What is expected — Each line below that includes the word "hvit" is to be reported.

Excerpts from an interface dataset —
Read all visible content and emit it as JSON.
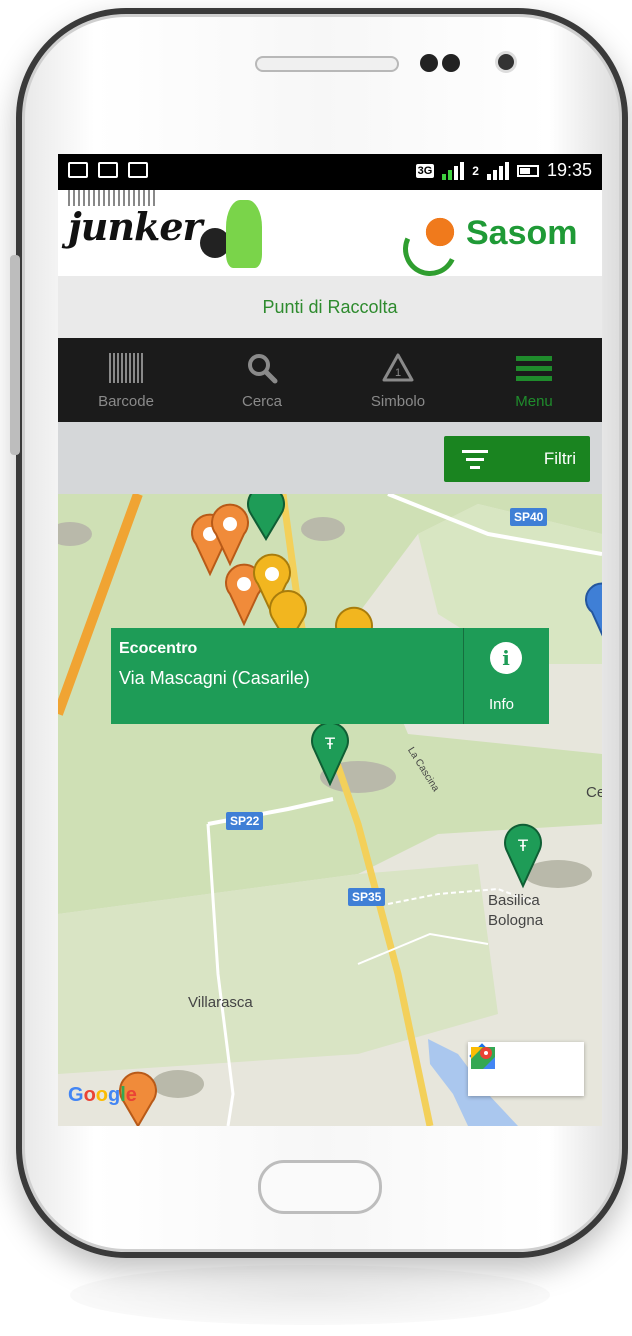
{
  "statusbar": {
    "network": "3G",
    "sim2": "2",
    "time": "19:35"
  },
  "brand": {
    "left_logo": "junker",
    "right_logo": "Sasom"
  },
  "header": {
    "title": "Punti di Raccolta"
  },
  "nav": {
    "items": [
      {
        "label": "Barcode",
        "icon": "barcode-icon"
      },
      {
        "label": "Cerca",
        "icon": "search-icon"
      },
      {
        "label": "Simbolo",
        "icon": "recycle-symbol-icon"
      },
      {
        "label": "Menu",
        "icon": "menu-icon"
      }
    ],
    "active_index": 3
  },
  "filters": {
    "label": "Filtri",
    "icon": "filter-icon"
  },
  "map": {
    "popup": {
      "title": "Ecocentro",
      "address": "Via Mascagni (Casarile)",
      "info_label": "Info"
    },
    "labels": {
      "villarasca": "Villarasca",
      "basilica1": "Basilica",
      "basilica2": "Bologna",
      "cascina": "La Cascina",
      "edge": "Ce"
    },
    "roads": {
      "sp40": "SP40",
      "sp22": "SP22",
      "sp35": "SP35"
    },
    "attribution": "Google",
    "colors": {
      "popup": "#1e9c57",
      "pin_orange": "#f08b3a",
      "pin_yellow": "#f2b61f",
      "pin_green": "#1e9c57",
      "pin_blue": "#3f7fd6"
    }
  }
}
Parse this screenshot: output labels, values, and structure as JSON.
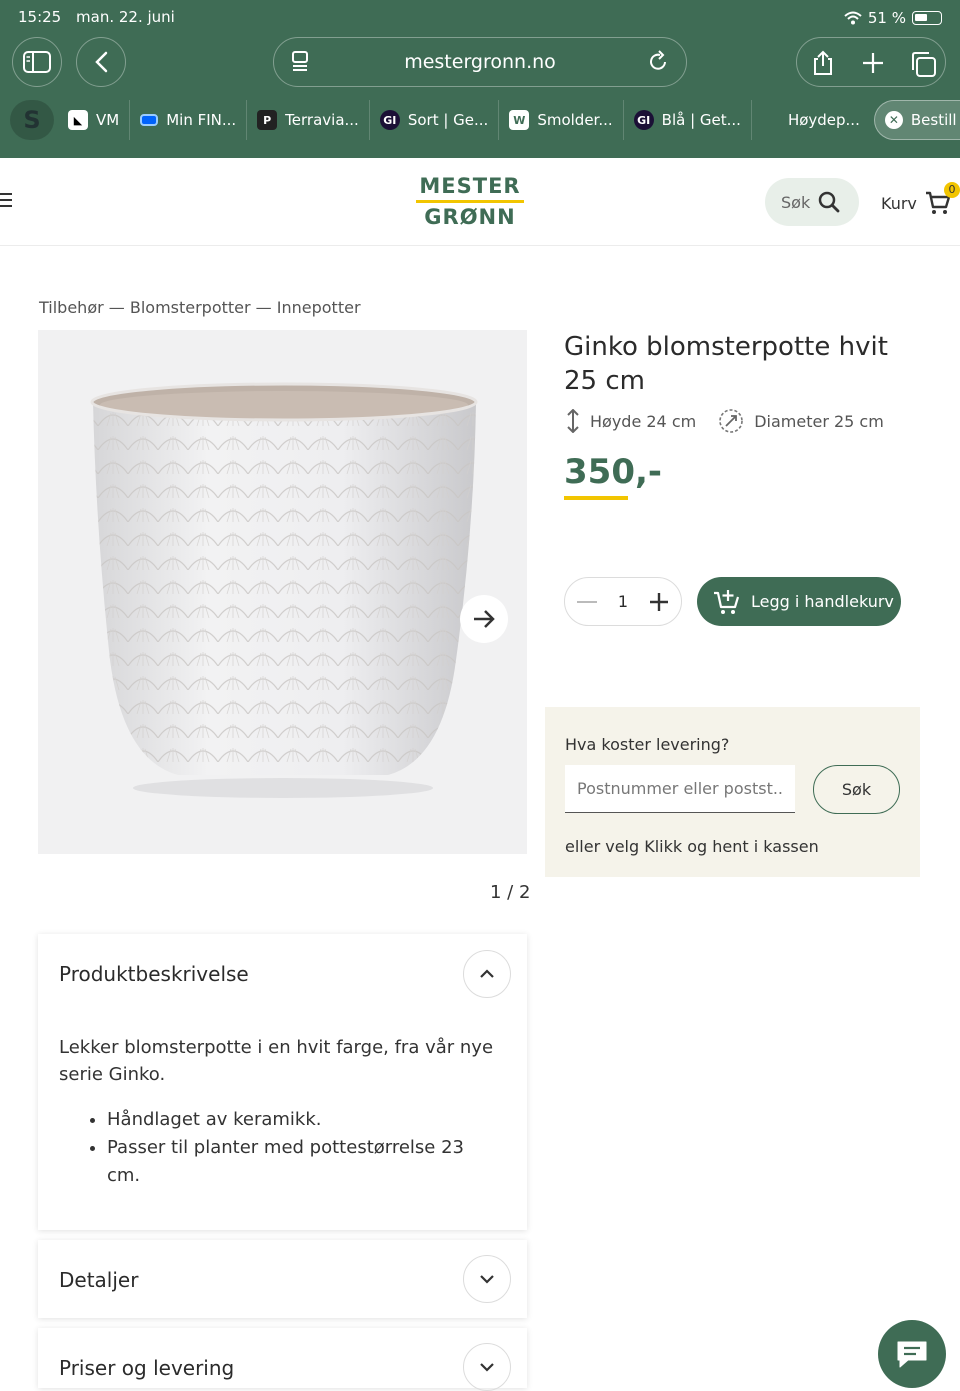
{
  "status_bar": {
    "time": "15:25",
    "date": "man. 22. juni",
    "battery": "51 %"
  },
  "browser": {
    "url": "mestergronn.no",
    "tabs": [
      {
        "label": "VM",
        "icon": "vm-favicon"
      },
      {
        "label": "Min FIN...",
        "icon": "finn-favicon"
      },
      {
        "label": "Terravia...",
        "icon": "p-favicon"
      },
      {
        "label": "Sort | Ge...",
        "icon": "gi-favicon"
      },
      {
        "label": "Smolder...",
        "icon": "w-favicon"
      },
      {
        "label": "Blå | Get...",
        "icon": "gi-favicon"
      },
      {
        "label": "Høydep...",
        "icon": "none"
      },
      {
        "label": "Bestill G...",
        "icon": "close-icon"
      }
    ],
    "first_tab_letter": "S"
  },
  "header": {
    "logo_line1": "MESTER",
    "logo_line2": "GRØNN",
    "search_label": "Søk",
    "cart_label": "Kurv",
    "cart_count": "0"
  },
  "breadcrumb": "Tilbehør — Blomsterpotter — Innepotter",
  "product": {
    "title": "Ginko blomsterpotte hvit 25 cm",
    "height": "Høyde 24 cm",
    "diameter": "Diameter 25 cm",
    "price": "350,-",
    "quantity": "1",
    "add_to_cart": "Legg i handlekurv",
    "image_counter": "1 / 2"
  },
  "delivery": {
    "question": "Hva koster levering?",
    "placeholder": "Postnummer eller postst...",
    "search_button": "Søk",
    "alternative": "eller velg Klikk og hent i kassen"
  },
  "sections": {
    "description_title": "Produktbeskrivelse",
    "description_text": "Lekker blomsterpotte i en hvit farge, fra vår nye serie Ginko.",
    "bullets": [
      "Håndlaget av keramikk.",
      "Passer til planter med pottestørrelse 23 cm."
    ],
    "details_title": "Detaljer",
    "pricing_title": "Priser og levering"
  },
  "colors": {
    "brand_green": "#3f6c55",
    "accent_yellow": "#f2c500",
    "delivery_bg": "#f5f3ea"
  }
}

Written answer —
    "title": "Ginko blomsterpotte hvit 25 cm",
    "description_text": "Lekker blomsterpotte i en hvit farge, fra vår nye serie Ginko.",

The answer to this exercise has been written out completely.